• PROBLEM TO SOLVE
Say how many lines below contain the word "JSON". The number is the entire reply.

Stored items
____

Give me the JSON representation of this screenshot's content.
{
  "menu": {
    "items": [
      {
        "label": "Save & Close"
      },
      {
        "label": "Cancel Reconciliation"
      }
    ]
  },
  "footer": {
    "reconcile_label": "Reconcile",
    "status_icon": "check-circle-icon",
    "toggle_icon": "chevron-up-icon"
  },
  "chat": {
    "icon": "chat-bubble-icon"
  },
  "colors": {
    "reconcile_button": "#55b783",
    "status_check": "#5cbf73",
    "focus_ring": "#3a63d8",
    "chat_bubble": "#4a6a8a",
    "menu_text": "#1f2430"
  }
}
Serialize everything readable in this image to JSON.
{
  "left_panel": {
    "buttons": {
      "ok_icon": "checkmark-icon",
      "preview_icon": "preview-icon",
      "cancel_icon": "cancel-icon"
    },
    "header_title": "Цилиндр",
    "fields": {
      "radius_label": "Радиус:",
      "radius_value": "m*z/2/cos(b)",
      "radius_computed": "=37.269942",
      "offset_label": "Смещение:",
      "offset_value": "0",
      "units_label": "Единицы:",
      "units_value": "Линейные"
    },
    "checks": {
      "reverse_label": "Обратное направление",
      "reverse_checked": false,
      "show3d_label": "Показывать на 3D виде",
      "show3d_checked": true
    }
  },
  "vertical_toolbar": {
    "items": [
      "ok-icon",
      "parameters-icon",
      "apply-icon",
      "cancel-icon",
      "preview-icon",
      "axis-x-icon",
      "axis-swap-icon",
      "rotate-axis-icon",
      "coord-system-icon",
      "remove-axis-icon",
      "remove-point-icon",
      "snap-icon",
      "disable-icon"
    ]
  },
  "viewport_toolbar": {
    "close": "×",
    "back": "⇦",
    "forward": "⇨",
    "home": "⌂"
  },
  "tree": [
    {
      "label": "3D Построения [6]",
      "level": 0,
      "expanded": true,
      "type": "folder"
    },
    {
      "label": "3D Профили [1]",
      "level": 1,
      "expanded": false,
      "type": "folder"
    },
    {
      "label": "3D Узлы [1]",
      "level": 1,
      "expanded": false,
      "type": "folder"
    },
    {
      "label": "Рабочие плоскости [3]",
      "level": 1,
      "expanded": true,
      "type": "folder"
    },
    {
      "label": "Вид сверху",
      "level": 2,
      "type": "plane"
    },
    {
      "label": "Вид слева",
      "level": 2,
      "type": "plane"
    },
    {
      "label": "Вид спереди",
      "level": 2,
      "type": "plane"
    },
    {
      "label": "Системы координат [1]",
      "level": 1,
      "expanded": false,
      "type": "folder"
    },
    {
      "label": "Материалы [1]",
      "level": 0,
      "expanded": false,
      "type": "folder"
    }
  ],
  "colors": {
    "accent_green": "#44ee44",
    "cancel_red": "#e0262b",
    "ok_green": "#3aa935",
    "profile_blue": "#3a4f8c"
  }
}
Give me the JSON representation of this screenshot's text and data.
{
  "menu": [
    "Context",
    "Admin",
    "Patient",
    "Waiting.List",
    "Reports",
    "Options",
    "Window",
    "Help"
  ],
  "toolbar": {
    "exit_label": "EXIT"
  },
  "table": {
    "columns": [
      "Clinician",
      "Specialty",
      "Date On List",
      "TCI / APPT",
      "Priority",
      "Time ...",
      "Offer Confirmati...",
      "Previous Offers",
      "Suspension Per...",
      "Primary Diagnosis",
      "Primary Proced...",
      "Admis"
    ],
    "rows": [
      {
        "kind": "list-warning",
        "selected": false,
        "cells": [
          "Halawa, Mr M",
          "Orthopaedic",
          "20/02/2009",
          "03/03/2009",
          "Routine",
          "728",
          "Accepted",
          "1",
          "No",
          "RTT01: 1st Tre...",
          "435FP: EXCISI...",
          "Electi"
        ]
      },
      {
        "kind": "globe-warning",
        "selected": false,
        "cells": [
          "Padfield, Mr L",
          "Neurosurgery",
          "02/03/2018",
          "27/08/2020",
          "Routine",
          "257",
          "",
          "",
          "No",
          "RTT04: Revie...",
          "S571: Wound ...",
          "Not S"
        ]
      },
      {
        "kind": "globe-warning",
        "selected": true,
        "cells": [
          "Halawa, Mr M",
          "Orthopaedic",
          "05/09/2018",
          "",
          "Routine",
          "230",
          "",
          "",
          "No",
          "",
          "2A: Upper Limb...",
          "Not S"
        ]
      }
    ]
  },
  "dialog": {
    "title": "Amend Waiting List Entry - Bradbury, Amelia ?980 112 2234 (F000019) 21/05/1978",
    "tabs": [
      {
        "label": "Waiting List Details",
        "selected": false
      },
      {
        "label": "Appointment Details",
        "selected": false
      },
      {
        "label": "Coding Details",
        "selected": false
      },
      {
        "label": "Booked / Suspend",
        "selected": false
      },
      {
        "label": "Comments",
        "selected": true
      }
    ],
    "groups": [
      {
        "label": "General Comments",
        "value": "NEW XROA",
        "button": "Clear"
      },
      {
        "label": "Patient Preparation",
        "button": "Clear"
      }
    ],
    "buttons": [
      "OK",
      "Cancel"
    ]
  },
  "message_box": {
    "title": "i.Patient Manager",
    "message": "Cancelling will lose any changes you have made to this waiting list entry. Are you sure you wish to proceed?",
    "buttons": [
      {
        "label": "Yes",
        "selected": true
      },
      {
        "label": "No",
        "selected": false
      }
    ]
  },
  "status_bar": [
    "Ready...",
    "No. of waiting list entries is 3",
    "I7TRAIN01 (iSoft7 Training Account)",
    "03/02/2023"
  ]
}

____

• EXERCISE OUTPUT
3